- _Work required_:
The answer should be one number, the count of lines in the data with "this".

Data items
%%

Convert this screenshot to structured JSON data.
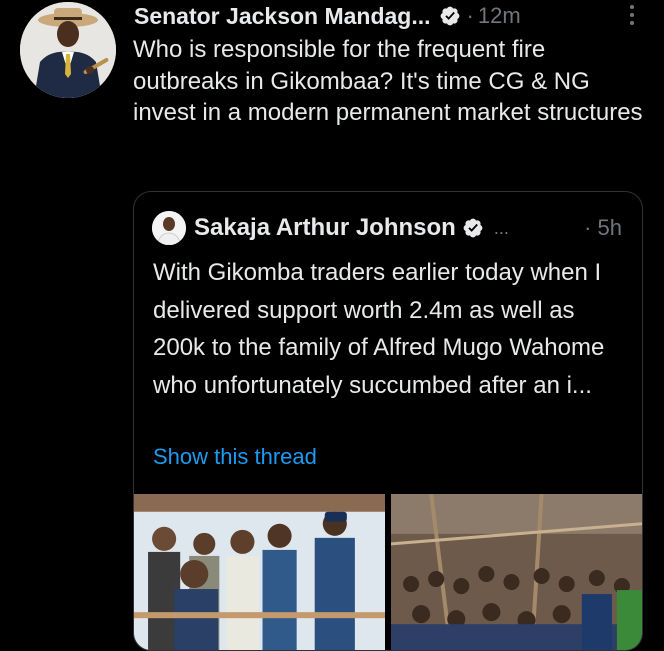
{
  "tweet": {
    "author_name": "Senator Jackson Mandag...",
    "separator": "·",
    "time": "12m",
    "more_icon": "more-vertical-icon",
    "text": "Who is responsible for the frequent fire outbreaks in Gikombaa? It's time CG & NG invest in a modern permanent market structures"
  },
  "quoted_tweet": {
    "author_name": "Sakaja Arthur Johnson",
    "ellipsis": "...",
    "separator": "·",
    "time": "5h",
    "text": "With Gikomba traders earlier today when I delivered support worth 2.4m as well as 200k to the family of Alfred Mugo Wahome who unfortunately succumbed after an i...",
    "link_text": "Show this thread"
  },
  "colors": {
    "background": "#000000",
    "text": "#e7e9ea",
    "muted": "#71767b",
    "link": "#1d9bf0",
    "verified": "#e7e9ea"
  }
}
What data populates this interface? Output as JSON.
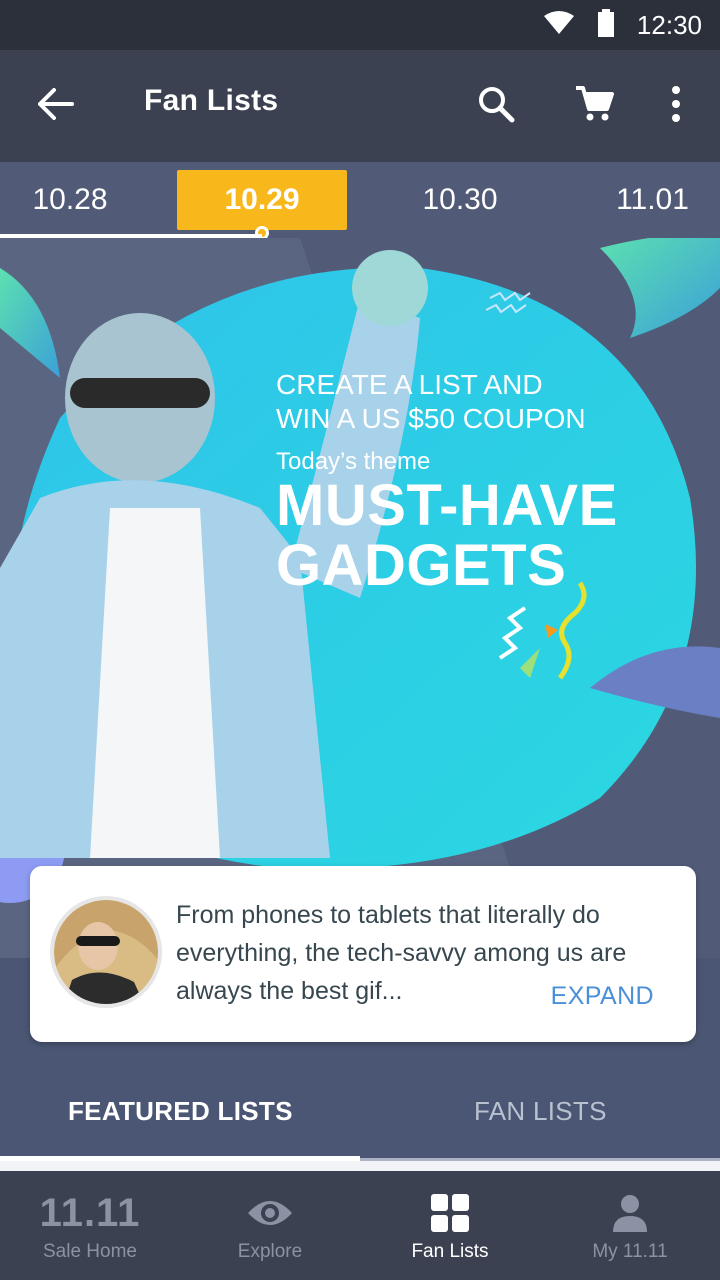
{
  "status_bar": {
    "time": "12:30"
  },
  "app_bar": {
    "title": "Fan Lists",
    "icons": [
      "back-arrow-icon",
      "search-icon",
      "cart-icon",
      "more-vert-icon"
    ]
  },
  "date_tabs": [
    {
      "label": "10.28",
      "active": false
    },
    {
      "label": "10.29",
      "active": true
    },
    {
      "label": "10.30",
      "active": false
    },
    {
      "label": "11.01",
      "active": false
    }
  ],
  "banner": {
    "cta_line1": "CREATE A LIST AND",
    "cta_line2": "WIN A US $50 COUPON",
    "theme_label": "Today’s theme",
    "theme_line1": "MUST-HAVE",
    "theme_line2": "GADGETS"
  },
  "description": {
    "text": "From phones to tablets that literally do everything, the tech-savvy among us are always the best gif...",
    "expand_label": "EXPAND"
  },
  "list_tabs": {
    "featured": "FEATURED LISTS",
    "fan": "FAN LISTS"
  },
  "bottom_nav": {
    "sale_home_brand": "11.11",
    "sale_home": "Sale Home",
    "explore": "Explore",
    "fan_lists": "Fan Lists",
    "my": "My 11.11"
  },
  "colors": {
    "accent": "#f8b81c",
    "app_bar": "#3b4150",
    "status_bar": "#2b303b",
    "tab_strip": "#515b78",
    "link": "#4a90d9",
    "banner_blob": "#2ad0e6"
  }
}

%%

- _Task output_:
3